--- DATA EXTRACT Enclosed Below ---

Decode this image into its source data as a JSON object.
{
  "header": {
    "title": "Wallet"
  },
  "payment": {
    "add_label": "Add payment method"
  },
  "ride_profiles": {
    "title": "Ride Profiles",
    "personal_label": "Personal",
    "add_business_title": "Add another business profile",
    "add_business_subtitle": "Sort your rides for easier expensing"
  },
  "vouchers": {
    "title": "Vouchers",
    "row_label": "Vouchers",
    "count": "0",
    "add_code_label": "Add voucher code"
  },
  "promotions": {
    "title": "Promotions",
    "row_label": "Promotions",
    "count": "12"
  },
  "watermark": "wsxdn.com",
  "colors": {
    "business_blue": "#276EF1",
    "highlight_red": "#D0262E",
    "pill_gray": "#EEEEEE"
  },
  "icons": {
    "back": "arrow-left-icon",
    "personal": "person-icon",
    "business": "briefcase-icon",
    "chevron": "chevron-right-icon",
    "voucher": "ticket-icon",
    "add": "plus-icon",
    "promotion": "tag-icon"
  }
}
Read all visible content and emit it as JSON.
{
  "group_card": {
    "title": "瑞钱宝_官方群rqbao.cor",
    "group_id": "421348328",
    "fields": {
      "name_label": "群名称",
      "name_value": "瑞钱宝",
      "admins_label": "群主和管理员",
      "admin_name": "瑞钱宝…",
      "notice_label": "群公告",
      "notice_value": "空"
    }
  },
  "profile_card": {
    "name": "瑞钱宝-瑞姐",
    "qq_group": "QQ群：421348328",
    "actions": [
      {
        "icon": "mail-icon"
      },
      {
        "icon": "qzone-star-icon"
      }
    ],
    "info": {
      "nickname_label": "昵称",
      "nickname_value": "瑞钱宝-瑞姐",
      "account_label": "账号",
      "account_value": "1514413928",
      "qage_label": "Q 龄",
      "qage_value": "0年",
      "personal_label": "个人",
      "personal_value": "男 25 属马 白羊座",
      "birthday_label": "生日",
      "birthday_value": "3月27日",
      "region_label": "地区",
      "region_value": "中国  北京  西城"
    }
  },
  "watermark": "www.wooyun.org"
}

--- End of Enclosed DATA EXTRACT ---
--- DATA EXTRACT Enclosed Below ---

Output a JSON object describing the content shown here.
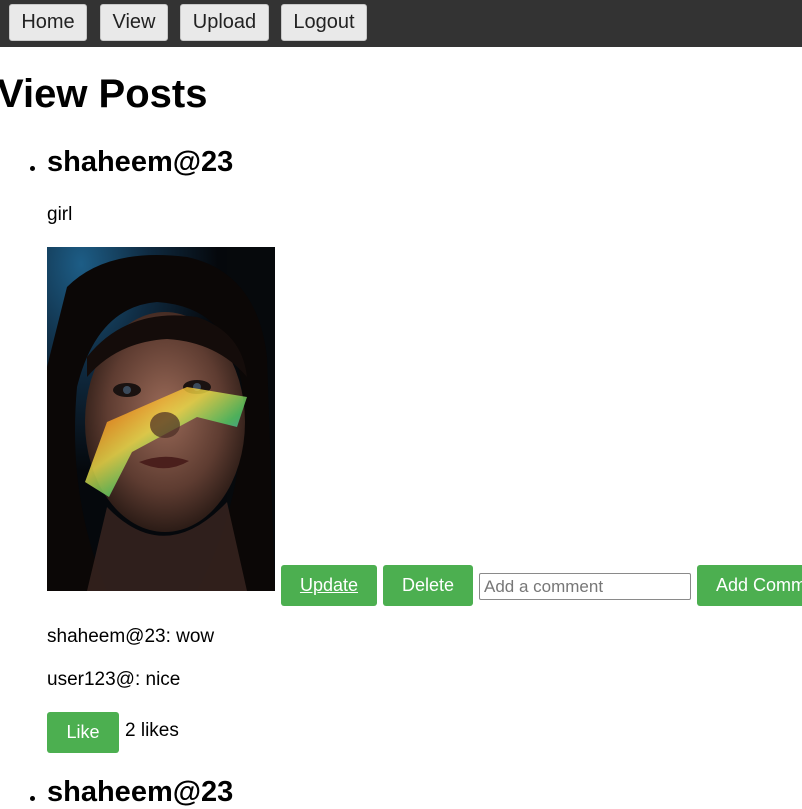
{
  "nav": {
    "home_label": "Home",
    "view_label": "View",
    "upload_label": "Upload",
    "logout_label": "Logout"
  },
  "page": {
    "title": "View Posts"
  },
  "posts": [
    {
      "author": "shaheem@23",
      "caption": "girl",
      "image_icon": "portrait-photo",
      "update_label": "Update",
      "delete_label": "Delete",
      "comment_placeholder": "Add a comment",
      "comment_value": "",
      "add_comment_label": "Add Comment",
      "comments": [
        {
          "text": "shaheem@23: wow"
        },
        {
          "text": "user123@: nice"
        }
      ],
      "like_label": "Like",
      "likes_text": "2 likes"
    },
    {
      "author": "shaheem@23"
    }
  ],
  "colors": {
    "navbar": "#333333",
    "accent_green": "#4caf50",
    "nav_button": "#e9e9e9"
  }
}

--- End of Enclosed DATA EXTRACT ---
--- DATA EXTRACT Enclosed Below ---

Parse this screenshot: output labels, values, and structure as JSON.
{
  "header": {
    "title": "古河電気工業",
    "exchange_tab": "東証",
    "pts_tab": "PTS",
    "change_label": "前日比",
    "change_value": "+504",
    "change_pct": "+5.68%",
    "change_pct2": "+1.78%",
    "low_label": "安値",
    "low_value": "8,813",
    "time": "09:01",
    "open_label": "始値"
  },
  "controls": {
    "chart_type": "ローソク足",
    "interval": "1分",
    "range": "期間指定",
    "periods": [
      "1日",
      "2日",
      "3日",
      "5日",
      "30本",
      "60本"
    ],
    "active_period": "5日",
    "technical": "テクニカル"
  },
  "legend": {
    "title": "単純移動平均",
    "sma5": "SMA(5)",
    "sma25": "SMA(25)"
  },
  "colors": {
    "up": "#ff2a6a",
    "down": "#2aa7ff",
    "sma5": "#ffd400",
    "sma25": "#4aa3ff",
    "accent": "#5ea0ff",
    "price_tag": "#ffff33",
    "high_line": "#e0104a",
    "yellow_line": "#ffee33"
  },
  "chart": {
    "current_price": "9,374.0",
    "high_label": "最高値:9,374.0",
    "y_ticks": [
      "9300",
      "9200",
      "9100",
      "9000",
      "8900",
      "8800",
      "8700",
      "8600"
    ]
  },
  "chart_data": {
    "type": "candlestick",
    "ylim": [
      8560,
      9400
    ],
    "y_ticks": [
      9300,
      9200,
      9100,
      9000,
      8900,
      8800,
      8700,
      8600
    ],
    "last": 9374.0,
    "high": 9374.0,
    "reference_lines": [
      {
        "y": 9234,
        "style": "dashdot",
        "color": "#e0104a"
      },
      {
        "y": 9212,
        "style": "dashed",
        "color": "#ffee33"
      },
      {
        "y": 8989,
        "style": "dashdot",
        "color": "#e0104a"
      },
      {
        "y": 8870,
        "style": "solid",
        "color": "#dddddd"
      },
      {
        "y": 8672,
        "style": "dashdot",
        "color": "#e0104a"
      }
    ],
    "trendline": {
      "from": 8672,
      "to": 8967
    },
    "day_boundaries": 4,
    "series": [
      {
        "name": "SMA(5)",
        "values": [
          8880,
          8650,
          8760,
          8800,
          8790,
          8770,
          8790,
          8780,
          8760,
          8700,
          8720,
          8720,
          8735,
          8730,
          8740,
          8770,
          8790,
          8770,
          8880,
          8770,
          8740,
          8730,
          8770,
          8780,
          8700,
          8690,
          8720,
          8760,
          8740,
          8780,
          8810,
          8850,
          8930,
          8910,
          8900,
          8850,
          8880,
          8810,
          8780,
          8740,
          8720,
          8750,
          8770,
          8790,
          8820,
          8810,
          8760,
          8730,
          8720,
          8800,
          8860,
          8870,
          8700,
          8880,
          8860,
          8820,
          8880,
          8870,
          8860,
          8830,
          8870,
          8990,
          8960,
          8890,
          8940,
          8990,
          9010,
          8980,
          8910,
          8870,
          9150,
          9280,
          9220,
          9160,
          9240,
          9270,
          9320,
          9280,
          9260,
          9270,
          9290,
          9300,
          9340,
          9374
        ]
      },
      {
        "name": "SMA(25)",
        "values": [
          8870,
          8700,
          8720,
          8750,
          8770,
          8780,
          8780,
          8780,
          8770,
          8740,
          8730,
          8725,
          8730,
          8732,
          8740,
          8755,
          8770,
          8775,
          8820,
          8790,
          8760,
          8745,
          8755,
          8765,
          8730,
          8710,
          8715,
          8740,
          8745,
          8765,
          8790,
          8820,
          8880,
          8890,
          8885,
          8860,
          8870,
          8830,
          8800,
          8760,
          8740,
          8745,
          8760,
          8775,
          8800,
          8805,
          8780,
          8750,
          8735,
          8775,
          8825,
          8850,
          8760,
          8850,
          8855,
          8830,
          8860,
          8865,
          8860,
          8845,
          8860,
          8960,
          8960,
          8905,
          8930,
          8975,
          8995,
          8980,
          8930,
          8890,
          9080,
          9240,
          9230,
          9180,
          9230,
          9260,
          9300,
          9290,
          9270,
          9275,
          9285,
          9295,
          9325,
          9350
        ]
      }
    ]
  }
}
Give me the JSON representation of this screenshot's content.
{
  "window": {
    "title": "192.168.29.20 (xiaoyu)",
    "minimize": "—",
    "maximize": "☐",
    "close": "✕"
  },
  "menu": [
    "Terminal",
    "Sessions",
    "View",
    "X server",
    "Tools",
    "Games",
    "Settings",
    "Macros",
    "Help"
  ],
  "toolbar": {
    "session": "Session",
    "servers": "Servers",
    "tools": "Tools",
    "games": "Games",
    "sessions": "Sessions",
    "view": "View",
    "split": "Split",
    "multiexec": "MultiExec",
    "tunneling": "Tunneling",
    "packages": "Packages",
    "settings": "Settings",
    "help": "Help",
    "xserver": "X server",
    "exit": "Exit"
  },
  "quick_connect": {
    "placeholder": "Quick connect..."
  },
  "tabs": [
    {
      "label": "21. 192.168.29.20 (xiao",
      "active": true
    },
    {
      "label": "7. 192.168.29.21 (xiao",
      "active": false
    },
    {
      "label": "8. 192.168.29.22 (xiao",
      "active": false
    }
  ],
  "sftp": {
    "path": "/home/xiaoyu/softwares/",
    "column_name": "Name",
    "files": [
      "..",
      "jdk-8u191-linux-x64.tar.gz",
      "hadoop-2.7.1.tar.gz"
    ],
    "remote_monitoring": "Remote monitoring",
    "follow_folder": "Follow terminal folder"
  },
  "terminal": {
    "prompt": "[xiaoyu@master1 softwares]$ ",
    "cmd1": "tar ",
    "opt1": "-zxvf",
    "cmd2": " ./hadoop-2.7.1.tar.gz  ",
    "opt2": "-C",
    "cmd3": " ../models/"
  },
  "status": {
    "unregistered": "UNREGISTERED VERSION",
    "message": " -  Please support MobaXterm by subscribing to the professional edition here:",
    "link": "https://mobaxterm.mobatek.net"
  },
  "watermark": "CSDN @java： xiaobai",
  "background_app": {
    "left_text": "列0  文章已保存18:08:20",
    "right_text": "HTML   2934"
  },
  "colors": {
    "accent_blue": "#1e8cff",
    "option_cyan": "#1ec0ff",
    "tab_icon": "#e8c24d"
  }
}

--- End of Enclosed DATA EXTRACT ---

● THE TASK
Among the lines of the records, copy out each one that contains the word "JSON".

● RESULT OF THE EXERCISE
Decode this image into its source data as a JSON object.
Read all visible content and emit it as JSON.
Output a JSON object describing the content shown here.
Parse this screenshot: output labels, values, and structure as JSON.
Give me the JSON representation of this screenshot's content.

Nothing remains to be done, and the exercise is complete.